The vibraphone, of course, did not exist when Bach was writing, and I have no idea if he would have approved of me playing his music on it. Of the keyboard percussion instruments though it is I believe the most musical, mainly because unlike wooden marimbas and xylophones, the vibraphone rings. Sustain is absolutely critical to the long phrases of the Chaconne and of all the percussion instruments the vibe has the most. As I was committing the piece to memory I found that I could subtly reinforce the harmonic rhythm by half-damping with the vibe’s damper pedal every beat, and that even though I couldn’t actually crescendo on a single note, I could build phrases by letting the notes ring on top of each other. I visited one of my musicology professors, Anne Schnoebelen, to ask for her help interpreting the piece. She looked at me and said, “This is going to be really difficult, I don’t know if it will work at all on the vibraphone,” but then proceeded to help me take the piece apart and try to make a plan for what I should do with it.
Mr. Brown let me borrow his vibraphone over the summer when I moved up to Cleveland to live with Kim. I think I practiced most days, when I wasn’t working on houses trying to make a buck, but I wasn’t too stressed about the fact that when I got back to Houston at the end of the summer I was going to have about eight weeks to put together a program of 35 minutes of music, much of which I hadn’t even started learning yet. It helped that I was in love of course, not just with the Chaconne but with my future wife. In August Kim and I packed her stuff into my van, a trailer, and her truck, and drove south to Houston for my last year of college.
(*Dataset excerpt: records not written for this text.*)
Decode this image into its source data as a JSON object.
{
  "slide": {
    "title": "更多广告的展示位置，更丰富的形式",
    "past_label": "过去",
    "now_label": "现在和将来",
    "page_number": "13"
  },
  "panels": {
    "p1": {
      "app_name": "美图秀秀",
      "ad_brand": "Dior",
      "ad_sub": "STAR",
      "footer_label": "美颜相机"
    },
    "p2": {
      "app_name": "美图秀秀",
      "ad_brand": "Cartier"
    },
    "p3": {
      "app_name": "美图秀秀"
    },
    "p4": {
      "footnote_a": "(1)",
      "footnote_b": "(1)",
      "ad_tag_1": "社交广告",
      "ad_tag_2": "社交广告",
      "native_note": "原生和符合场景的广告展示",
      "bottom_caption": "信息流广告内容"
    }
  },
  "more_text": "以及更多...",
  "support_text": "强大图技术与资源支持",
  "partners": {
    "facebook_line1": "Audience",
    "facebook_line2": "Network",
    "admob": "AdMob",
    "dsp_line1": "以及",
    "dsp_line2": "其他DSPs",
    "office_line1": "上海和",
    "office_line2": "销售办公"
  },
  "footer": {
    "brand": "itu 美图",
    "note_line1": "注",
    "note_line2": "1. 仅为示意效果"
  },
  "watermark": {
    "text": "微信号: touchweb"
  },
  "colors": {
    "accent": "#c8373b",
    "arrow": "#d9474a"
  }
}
I have fairly vivid memories of most of my time in college, but for some reason I remember very little of the run-up to my recital. I think somewhere around my first lesson of the fall I realized what a deep hole I was in and pretty much buried myself in practicing. When the day finally came for my recital, though, I felt more or less ready. I remember jumping up and down off stage before I went out to play it to both amp myself up and burn off extra nervous energy. Then I walked out there and I played it. You can listen if you want.
I remember thinking I missed a lot of notes, but in retrospect it’s pretty clean. I wish I had taken it a bit slower, and if I was doing it again I would find a way to fabricate the missing high G on the vibe that is the peak of some of the most important phrases.
I played a lot of music in college and since then. I remember most of it pretty well — I still can’t read worth a damn but I memorize really quickly. Of all the music I learned, though, the Chaconne is the only piece I believe I could sing all the way through right now without missing a phrase. I can still feel the notes in my hand, the difficult passages with the sticks… and my eyes still fill with tears when I remember the central section where it switches to D major.
The dance begins on the second beat, and so did I — in music, in my career, in so many things in my life. It is inexorable, unforgiving, filled with motion and passion, but perfectly structured. Eventually it will end, as I, of course, will too. If I’m very lucky, perhaps it will be on beat one.